**What the task requires**
The listing below is to be copied exactly, with pictures excluded.

::::

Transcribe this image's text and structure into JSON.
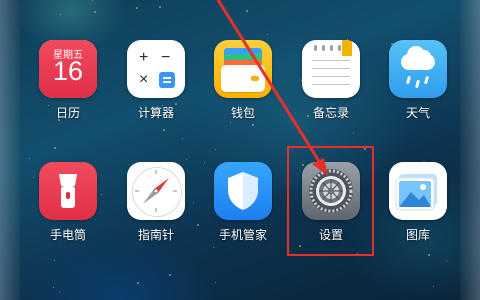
{
  "calendar": {
    "weekday": "星期五",
    "day": "16"
  },
  "apps": {
    "calendar": "日历",
    "calculator": "计算器",
    "wallet": "钱包",
    "notes": "备忘录",
    "weather": "天气",
    "flashlight": "手电筒",
    "compass": "指南针",
    "phone_manager": "手机管家",
    "settings": "设置",
    "gallery": "图库"
  },
  "annotation": {
    "color": "#e8302a"
  }
}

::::

**Output for this task**
Transcribe this image's text and structure into JSON.
{
  "calendar": {
    "weekday": "星期五",
    "day": "16"
  },
  "apps": {
    "calendar": "日历",
    "calculator": "计算器",
    "wallet": "钱包",
    "notes": "备忘录",
    "weather": "天气",
    "flashlight": "手电筒",
    "compass": "指南针",
    "phone_manager": "手机管家",
    "settings": "设置",
    "gallery": "图库"
  },
  "annotation": {
    "color": "#e8302a"
  }
}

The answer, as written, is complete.